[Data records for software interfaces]

== == ==

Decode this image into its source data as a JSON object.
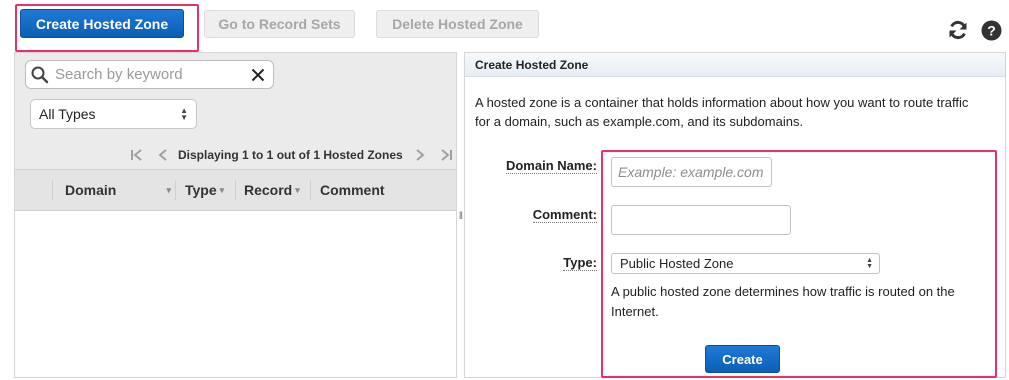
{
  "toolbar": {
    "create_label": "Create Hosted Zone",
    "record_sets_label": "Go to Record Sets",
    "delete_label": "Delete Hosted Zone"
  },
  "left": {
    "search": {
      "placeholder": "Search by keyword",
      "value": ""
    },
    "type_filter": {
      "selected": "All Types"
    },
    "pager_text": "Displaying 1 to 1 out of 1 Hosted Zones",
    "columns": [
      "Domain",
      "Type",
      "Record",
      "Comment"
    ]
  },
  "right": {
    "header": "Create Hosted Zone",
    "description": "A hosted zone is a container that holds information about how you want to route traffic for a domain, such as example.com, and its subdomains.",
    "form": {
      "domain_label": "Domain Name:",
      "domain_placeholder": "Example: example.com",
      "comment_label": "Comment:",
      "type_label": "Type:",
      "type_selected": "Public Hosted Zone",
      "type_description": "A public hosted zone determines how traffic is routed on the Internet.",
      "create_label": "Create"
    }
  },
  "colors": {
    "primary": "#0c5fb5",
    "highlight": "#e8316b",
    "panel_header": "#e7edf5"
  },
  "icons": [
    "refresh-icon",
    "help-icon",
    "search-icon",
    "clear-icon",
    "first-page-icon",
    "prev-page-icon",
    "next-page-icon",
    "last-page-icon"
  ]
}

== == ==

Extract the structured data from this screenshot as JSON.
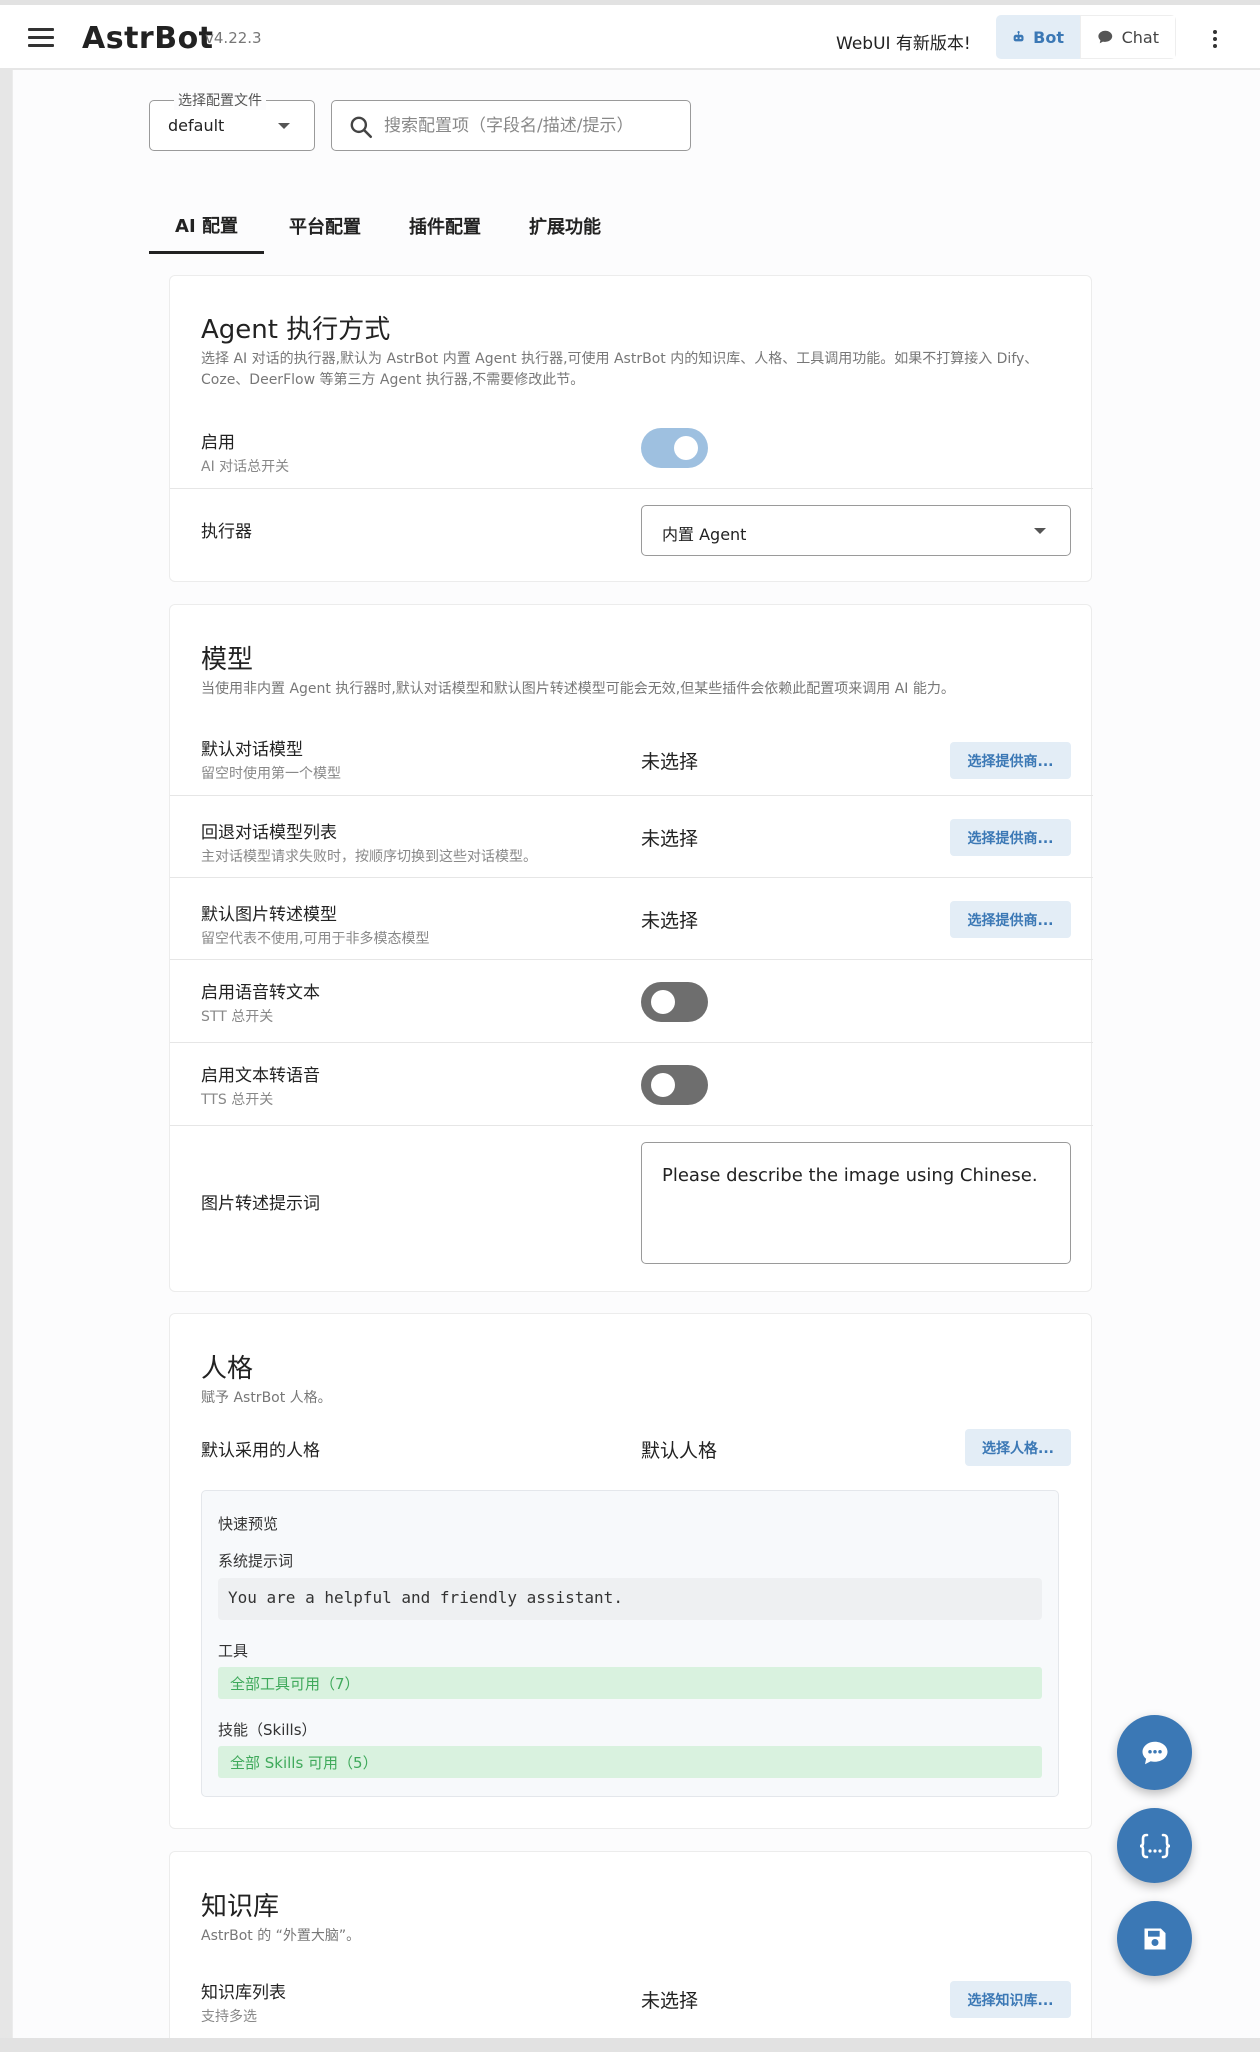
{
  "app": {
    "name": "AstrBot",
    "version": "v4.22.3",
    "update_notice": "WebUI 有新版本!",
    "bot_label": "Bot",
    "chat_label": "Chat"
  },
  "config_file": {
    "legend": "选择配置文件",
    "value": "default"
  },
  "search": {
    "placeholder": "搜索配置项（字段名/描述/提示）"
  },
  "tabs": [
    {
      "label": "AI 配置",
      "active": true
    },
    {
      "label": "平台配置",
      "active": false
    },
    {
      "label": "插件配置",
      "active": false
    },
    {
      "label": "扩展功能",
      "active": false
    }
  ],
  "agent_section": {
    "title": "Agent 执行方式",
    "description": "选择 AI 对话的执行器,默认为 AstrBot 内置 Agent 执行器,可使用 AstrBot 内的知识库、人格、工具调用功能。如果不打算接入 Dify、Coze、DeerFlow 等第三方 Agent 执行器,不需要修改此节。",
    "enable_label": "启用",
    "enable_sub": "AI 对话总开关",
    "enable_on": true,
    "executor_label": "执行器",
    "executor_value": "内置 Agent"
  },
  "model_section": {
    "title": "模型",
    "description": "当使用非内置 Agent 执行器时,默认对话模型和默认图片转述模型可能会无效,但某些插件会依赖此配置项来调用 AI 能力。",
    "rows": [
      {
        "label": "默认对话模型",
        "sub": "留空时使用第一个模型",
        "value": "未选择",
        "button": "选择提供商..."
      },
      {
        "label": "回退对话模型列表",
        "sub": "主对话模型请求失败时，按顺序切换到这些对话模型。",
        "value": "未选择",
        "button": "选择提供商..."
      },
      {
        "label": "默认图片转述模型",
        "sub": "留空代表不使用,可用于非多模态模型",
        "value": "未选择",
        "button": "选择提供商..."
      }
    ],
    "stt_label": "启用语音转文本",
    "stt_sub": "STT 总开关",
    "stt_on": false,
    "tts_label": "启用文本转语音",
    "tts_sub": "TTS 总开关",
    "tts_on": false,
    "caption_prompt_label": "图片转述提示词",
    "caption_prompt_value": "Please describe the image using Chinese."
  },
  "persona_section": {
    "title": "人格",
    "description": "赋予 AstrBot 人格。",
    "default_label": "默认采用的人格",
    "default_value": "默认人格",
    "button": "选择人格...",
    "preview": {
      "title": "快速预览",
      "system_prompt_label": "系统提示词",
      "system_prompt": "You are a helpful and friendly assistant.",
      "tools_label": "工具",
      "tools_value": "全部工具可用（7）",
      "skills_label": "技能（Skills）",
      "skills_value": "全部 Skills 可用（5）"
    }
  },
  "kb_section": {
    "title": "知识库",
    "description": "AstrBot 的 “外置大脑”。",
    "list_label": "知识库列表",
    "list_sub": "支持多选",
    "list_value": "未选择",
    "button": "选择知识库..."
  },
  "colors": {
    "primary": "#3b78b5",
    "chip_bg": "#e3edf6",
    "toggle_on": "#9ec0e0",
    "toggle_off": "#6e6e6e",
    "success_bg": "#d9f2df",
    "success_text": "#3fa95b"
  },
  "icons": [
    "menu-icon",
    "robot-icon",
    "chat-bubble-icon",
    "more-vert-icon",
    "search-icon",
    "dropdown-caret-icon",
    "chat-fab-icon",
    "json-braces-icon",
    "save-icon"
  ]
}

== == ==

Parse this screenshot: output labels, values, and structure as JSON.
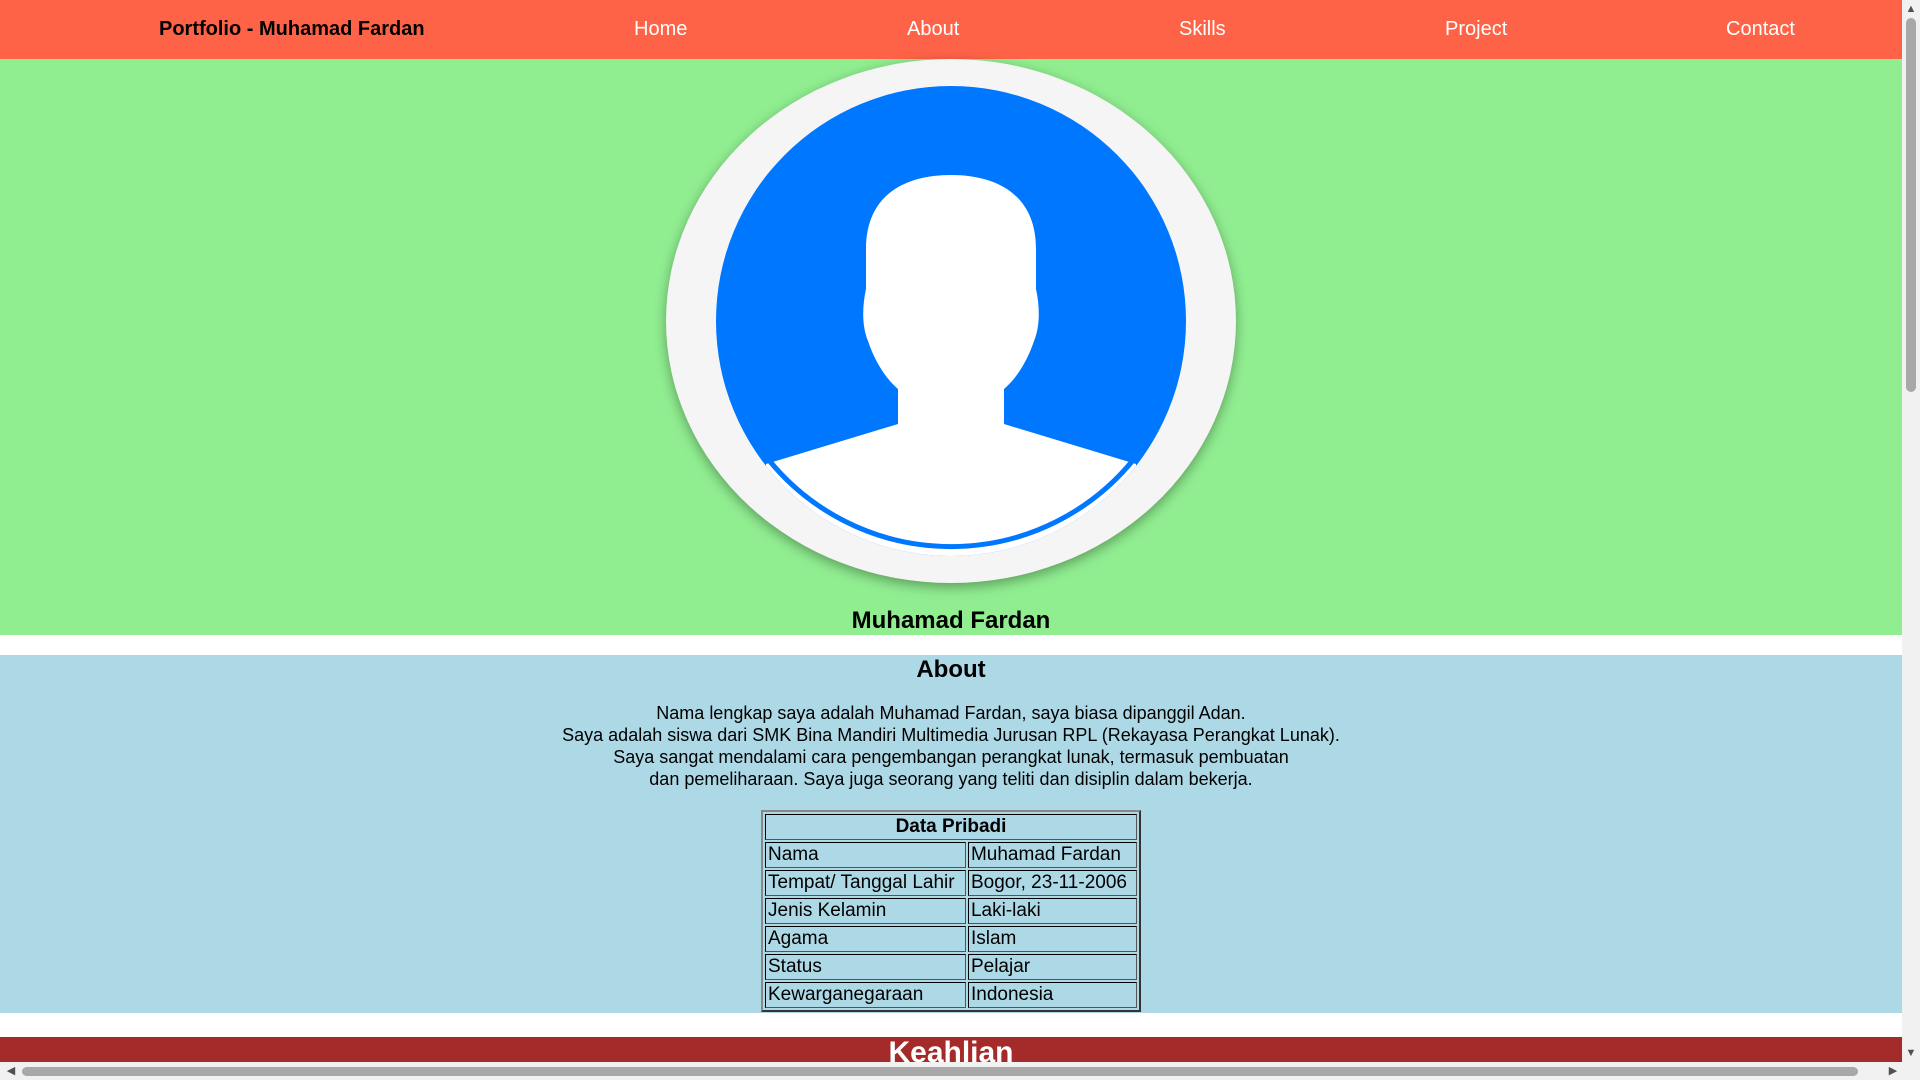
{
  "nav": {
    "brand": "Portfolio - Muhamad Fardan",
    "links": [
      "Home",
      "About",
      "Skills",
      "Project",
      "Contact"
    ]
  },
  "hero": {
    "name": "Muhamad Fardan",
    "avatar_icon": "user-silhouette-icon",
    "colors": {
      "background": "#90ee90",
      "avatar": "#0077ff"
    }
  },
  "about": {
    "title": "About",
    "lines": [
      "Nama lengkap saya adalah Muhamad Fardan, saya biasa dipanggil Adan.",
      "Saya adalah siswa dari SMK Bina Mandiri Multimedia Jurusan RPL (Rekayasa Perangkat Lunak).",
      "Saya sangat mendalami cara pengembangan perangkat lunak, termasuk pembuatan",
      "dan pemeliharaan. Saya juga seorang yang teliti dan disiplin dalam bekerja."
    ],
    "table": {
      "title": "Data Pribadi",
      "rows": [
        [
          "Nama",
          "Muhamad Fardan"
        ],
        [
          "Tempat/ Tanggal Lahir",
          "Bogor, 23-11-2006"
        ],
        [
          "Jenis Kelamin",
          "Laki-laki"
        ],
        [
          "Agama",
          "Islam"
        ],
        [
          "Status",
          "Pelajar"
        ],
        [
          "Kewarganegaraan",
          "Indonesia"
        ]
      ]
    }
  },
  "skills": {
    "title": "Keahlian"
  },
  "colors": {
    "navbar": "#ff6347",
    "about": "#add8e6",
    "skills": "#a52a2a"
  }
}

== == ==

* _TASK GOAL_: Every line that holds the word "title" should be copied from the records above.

* _TASK OUTPUT_:
    "title": "Agent 执行方式",
    "title": "模型",
    "title": "人格",
      "title": "快速预览",
    "title": "知识库",
    "title": "About",
      "title": "Data Pribadi",
    "title": "Keahlian"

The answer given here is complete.